- **WORK REQUEST**: Lines that include the string "global" are the ones to copy from the entries below.

::::

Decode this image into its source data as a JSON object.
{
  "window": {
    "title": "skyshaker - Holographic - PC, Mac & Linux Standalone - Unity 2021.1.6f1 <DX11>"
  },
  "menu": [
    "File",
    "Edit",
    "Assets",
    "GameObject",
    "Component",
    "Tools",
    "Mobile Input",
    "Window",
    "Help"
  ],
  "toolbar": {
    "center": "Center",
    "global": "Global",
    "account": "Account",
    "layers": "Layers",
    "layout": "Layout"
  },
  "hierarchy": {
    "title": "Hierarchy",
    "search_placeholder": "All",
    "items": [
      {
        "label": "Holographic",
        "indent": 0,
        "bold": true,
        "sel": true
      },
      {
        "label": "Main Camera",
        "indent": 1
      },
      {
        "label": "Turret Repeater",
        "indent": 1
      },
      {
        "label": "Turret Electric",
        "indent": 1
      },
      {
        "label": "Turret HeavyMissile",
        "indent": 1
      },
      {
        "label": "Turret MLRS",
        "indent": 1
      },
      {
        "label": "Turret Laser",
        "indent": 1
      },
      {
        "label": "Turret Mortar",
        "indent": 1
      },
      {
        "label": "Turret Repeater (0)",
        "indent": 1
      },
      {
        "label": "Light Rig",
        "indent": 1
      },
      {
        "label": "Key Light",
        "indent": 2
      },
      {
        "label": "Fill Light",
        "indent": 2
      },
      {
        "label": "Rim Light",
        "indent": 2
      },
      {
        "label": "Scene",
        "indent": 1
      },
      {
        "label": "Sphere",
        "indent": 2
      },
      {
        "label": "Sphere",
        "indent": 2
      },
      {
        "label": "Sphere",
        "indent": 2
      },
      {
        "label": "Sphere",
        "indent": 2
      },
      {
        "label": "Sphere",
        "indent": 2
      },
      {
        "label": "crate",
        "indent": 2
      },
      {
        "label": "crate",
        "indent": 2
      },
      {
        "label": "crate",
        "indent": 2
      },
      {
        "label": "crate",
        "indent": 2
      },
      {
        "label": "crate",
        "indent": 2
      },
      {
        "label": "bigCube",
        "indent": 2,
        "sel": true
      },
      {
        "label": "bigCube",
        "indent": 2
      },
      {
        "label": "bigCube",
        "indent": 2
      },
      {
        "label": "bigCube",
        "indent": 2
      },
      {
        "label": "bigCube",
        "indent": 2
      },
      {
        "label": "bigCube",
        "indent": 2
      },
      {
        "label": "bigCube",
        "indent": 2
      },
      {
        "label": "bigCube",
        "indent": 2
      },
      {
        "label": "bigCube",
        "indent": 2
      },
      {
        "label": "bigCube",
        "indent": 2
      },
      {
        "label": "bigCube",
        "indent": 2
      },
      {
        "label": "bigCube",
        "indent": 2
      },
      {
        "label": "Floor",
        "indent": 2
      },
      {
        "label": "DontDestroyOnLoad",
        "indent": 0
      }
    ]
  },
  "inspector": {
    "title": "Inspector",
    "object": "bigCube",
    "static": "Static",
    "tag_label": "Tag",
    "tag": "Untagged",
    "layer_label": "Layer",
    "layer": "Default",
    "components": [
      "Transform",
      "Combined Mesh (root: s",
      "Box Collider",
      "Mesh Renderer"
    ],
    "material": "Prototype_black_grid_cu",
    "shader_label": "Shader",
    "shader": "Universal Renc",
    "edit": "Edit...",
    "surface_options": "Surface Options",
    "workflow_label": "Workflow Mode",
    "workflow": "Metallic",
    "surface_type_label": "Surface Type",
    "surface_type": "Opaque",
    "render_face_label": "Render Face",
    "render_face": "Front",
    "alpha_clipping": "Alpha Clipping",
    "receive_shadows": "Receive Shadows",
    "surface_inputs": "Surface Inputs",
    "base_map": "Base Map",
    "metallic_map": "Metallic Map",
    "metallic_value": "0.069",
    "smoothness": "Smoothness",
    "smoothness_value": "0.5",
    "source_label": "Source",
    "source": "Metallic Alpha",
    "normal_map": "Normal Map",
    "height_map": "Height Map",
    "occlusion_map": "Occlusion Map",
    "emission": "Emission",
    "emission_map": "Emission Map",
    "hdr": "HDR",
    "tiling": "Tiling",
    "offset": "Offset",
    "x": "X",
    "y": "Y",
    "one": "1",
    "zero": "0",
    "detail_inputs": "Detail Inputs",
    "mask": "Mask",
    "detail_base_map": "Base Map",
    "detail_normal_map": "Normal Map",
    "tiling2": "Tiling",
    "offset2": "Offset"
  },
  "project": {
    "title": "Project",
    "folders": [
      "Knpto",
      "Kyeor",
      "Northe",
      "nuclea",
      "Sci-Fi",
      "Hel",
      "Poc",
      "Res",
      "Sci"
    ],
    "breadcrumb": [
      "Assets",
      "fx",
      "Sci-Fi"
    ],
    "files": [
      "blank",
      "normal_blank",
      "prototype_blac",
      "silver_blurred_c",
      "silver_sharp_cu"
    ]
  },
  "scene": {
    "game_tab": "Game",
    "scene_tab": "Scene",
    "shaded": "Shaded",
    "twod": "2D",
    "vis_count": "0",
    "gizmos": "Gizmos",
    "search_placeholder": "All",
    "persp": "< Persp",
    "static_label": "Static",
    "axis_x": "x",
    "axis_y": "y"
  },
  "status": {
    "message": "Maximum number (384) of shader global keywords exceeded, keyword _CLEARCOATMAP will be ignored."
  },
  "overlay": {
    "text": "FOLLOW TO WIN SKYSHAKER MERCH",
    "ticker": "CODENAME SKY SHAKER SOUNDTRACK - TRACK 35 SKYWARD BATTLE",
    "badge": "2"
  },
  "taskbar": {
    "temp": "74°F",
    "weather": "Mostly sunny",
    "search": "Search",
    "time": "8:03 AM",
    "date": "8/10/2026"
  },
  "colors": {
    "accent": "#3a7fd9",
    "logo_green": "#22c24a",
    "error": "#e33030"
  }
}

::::

- **ANSWER BELOW**:
    "global": "Global",
    "message": "Maximum number (384) of shader global keywords exceeded, keyword _CLEARCOATMAP will be ignored."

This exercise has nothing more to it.